Son and Eriksen both looked broadly bright on the ball – as did Kane, whose speed, alertness and eye for positioning lead to a well deserved goal at the midpoint of the first half (22’).  By the time Kane’s moment came, it felt like a Spurs goal had been inevitable for a long time.

Ndombele made some incisive attacking moves, manifesting ultimately in an absolute Olympian thunderbolt of a shot from outside the box – the forceful strike, which was on target, hit with such power that Navas, who made several excellent saves, was practically knocked off his feet.

Juan Foyth, newly returned from the Copa America and a brief break where he married his sweetheart (congratulations to the Foyths), cut short his honeymoon to mount some firm tackles, with Son tracking back to help him, but there was a problematic naivety to these challenges, which manifested itself in aggressiveness which the referee could scarcely ignore.  Lest we remember, it was this same naivety that saw him shown a red card less than 90 seconds into his appearance against Bournemouth in the penultimate Premier League game of the season (like Foyth, Son will also miss the first two games of the upcoming season due to a red in the same game). There is still work to be done if Foyth is to permanently take Trippier’s vacant RB position, and for this writer’s money, Kyle Walker-Peters has the edge on him, though both are looking promising in terms of what they bring to Spurs’ attacking potential in the final third (if not their defending, which would, fittingly, put them both in line with some people’s criticisms of Tripper – plus ça change).

Congratulations to Juan Foyth and Ariana Alonso for their recent nuptials – all the best, guys (pic courtesy of Juan Foyth’s IG)

Lamela was a real standout and seemed reborn after last season’s injuries; at times it felt like he had the raw power and skill within him to take on the entirely of Real Madrid – starting XI and subs combined.

For Real, Benzema was a strong presence, and there were the slow makings of some chemistry with Hazard, who had several chances but was ultimately ineffectual – and even counter-effectual at times, given that it was a Hazard mistake which lead to Kane’s goal.  Marcelo had a significant and surprising amount of chances on goal given his position, and Ramos also made an impact.

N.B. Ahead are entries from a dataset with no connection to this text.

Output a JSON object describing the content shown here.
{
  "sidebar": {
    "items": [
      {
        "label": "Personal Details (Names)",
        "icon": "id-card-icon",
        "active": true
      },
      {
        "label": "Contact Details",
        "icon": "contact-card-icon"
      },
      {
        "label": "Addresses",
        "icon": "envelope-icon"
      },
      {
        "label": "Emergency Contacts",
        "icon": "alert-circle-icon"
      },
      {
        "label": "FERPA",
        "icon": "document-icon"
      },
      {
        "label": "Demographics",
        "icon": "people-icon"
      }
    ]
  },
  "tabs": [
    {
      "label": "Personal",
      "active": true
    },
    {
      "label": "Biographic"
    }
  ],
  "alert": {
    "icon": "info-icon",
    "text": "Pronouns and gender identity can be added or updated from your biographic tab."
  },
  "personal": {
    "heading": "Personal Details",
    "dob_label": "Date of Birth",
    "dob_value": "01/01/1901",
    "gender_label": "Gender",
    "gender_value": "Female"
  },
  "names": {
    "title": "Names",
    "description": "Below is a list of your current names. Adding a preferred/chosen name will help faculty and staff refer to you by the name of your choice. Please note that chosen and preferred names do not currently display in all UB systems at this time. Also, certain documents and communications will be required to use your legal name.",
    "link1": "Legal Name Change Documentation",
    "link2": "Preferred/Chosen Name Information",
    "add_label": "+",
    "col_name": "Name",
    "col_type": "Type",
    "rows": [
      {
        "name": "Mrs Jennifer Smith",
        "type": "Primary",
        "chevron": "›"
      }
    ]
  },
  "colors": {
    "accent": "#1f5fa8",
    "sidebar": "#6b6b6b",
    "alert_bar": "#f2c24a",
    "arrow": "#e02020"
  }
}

But Madrid weren’t quite able to push through, despite some fine chances. Spurs just had the edge – unlike in the second half, where the Tottenham boys were less convincing, which we’ll get to now.

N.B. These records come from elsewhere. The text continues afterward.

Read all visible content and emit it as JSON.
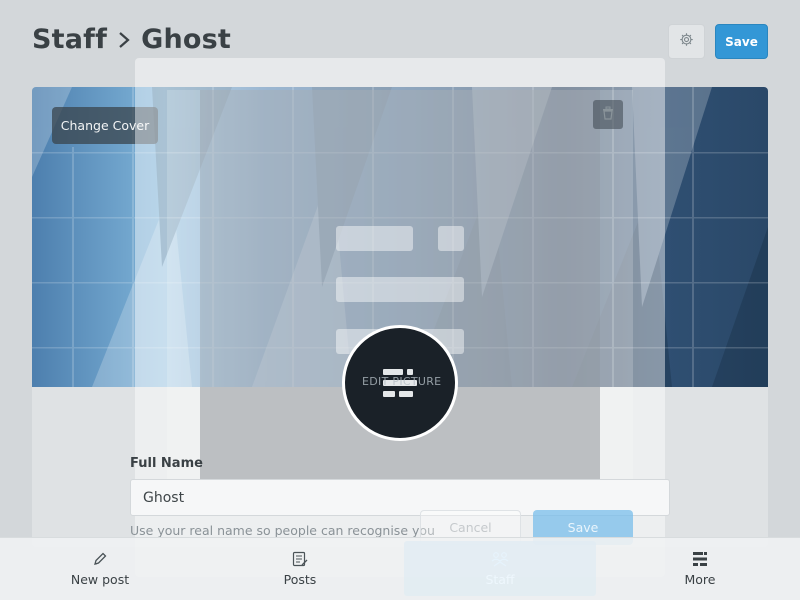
{
  "breadcrumb": {
    "parent": "Staff",
    "current": "Ghost"
  },
  "header": {
    "settings_icon": "gear-icon",
    "save_label": "Save"
  },
  "cover": {
    "change_cover_label": "Change Cover"
  },
  "profile": {
    "full_name_label": "Full Name",
    "full_name_value": "Ghost",
    "full_name_help": "Use your real name so people can recognise you"
  },
  "modal": {
    "edit_picture_label": "EDIT PICTURE",
    "cancel_label": "Cancel",
    "save_label": "Save",
    "trash_icon": "trash-icon"
  },
  "bottom_nav": {
    "items": [
      {
        "label": "New post",
        "icon": "pen-icon"
      },
      {
        "label": "Posts",
        "icon": "posts-icon"
      },
      {
        "label": "Staff",
        "icon": "staff-icon",
        "active": true
      },
      {
        "label": "More",
        "icon": "more-icon"
      }
    ]
  },
  "colors": {
    "accent": "#3397d6",
    "nav_active": "#63b7ee",
    "page_bg": "#d3d7da"
  }
}
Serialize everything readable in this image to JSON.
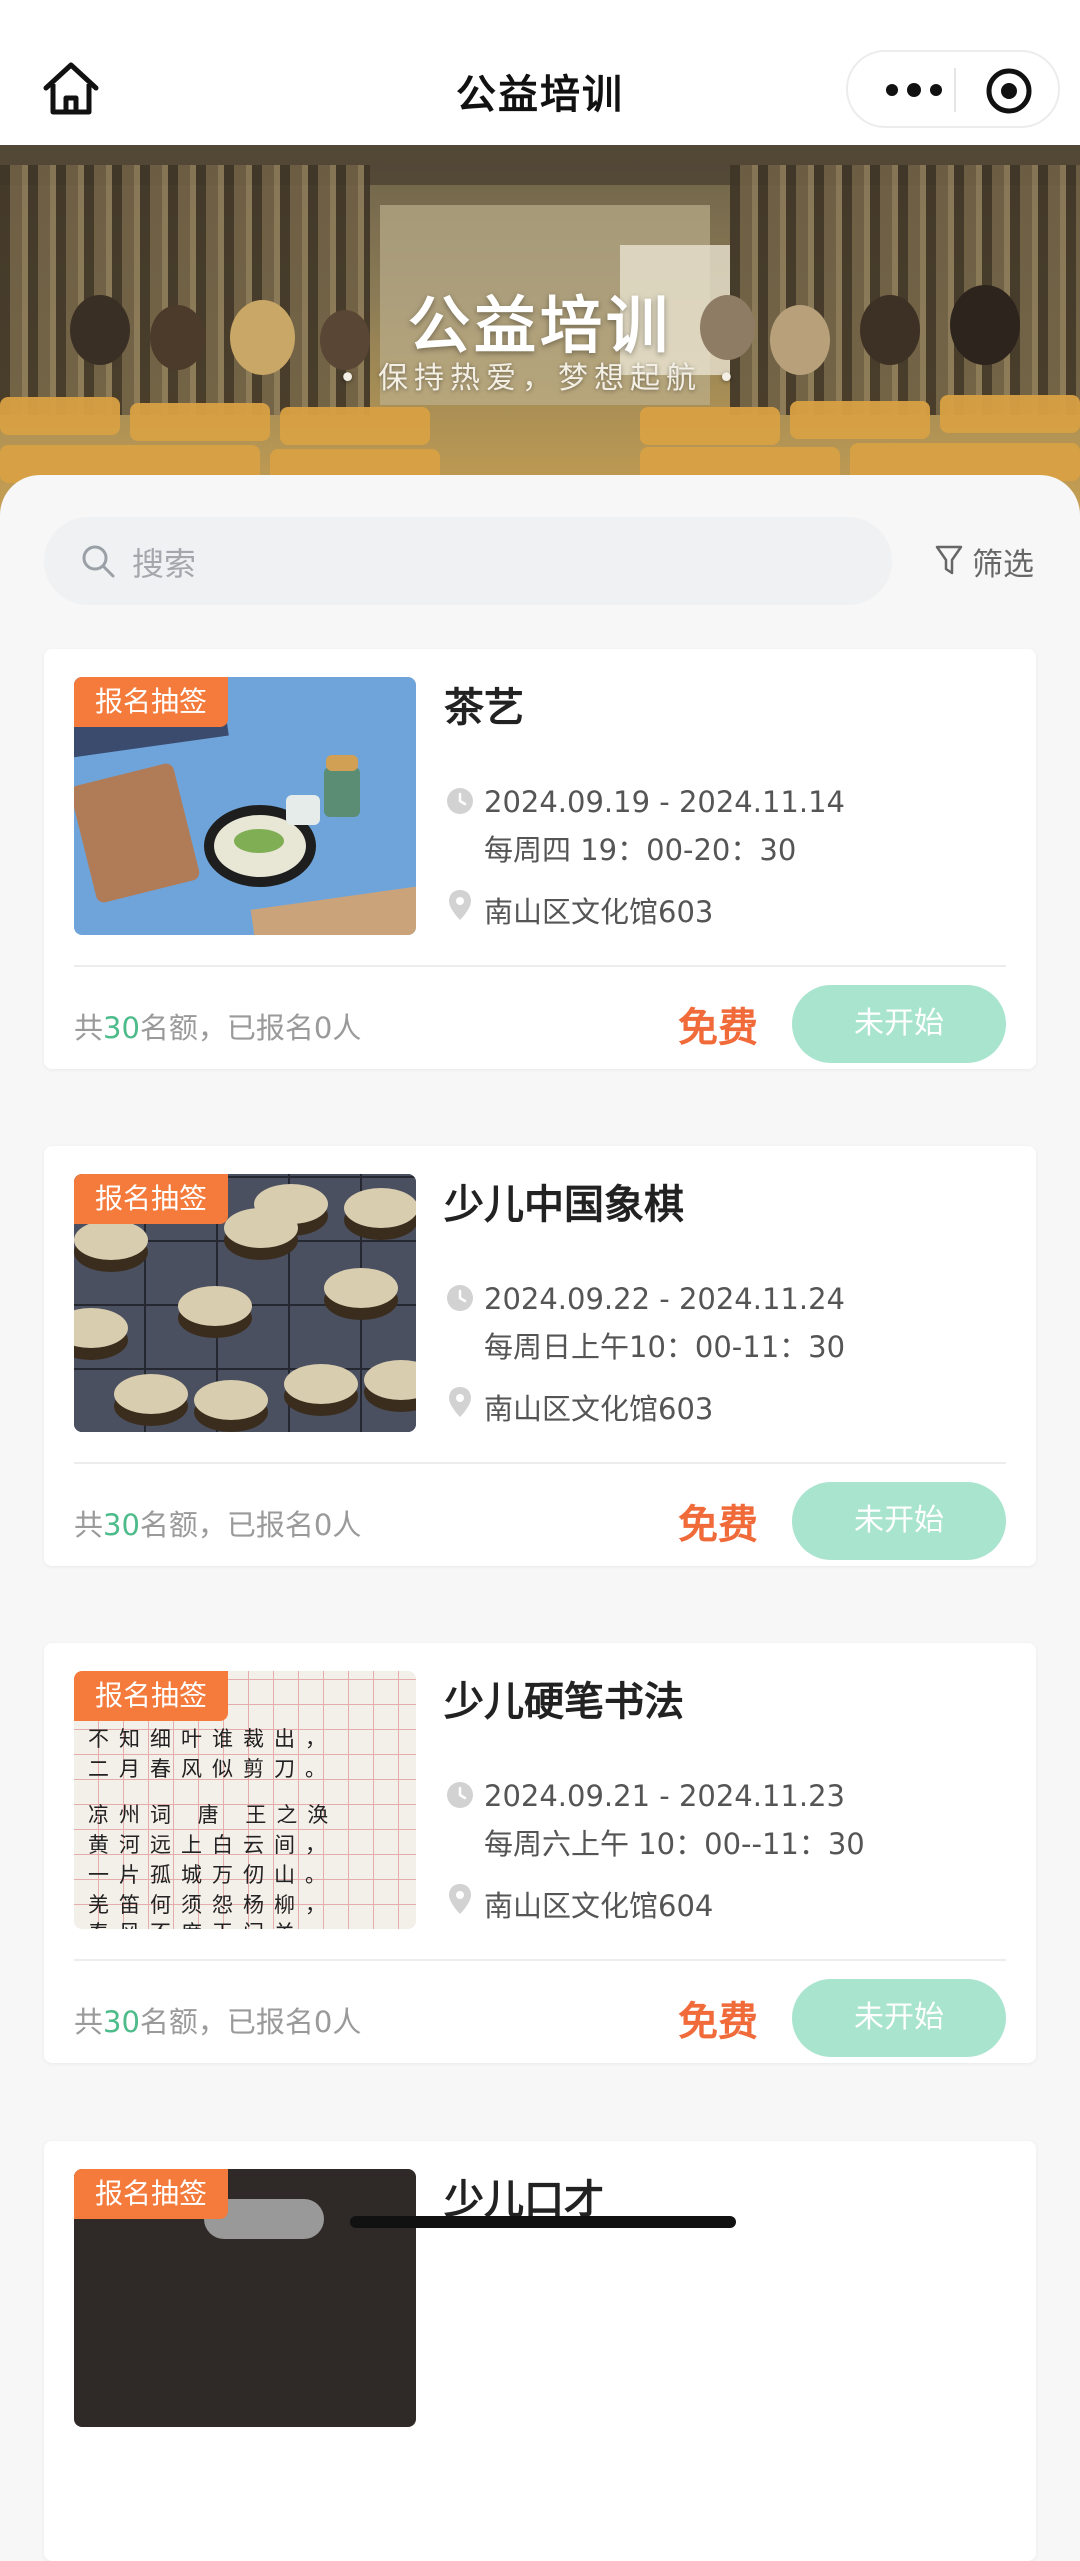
{
  "nav": {
    "title": "公益培训",
    "home_icon": "home-icon",
    "more_icon": "more-dots-icon",
    "close_icon": "target-circle-icon"
  },
  "banner": {
    "title": "公益培训",
    "subtitle": "• 保持热爱，梦想起航 •"
  },
  "search": {
    "placeholder": "搜索",
    "filter_label": "筛选"
  },
  "colors": {
    "tag": "#f47b3c",
    "price": "#f06a3a",
    "quota_number": "#4dbb8a",
    "status_button": "#a9e4cf"
  },
  "courses": [
    {
      "tag": "报名抽签",
      "title": "茶艺",
      "date": "2024.09.19 - 2024.11.14",
      "time": "每周四 19：00-20：30",
      "location": "南山区文化馆603",
      "quota_prefix": "共",
      "quota_number": "30",
      "quota_suffix": "名额，已报名0人",
      "price": "免费",
      "status": "未开始"
    },
    {
      "tag": "报名抽签",
      "title": "少儿中国象棋",
      "date": "2024.09.22 - 2024.11.24",
      "time": "每周日上午10：00-11：30",
      "location": "南山区文化馆603",
      "quota_prefix": "共",
      "quota_number": "30",
      "quota_suffix": "名额，已报名0人",
      "price": "免费",
      "status": "未开始"
    },
    {
      "tag": "报名抽签",
      "title": "少儿硬笔书法",
      "date": "2024.09.21 - 2024.11.23",
      "time": "每周六上午 10：00--11：30",
      "location": "南山区文化馆604",
      "quota_prefix": "共",
      "quota_number": "30",
      "quota_suffix": "名额，已报名0人",
      "price": "免费",
      "status": "未开始"
    },
    {
      "tag": "报名抽签",
      "title": "少儿口才"
    }
  ],
  "calligraphy_lines": [
    "不知细叶谁裁出，",
    "二月春风似剪刀。",
    "凉州词  唐  王之涣",
    "黄河远上白云间，",
    "一片孤城万仞山。",
    "羌笛何须怨杨柳，",
    "春风不度玉门关。"
  ]
}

  • Second half

The second half was slightly scrappy and unsightly for both teams – and that’s about as interesting a remark we can make about it.

Dele didn’t quite hit his stride, and Moura was unable to carve out any impact for himself, but both gave preferable performances to that of a generally unorganised backline that was lucky not to concede.  Overall, Spurs’ second 45 was scrappy, unsatisfying and unconvincing stuff that was tough to watch at times and seemed unformed and puzzlingly shapeless at best. The first half backline and attack massively benefited from the return of Danny Rose to the squad – but there was no such luck to be found in the second. Academy man Georgiou tugged shirts too often and too overtly, and looked slightly behind the pace of Real’s attackers at times.  Meanwhile, Tanganga was left to literally put his face boldly on the line to block a potential Madrid screamer – for which he surely deserves praise, and he had to be led off the pitch following concussion fears. And that’s about it – it was barely co-ordinated and chaotic, but Spurs managed to (just about) deny Madrid an equaliser and proceed to the Audi Cup final, where they stand a strong chance of winning their second piece of pre-season silverware in as many years. ⚽

Match result at a glance

All text © 2020 Tottenham, 2019

Next match: Audi Cup Final, tomorrow (31st July 2019, KO 19.30 BST) – Allianz Arena, Munich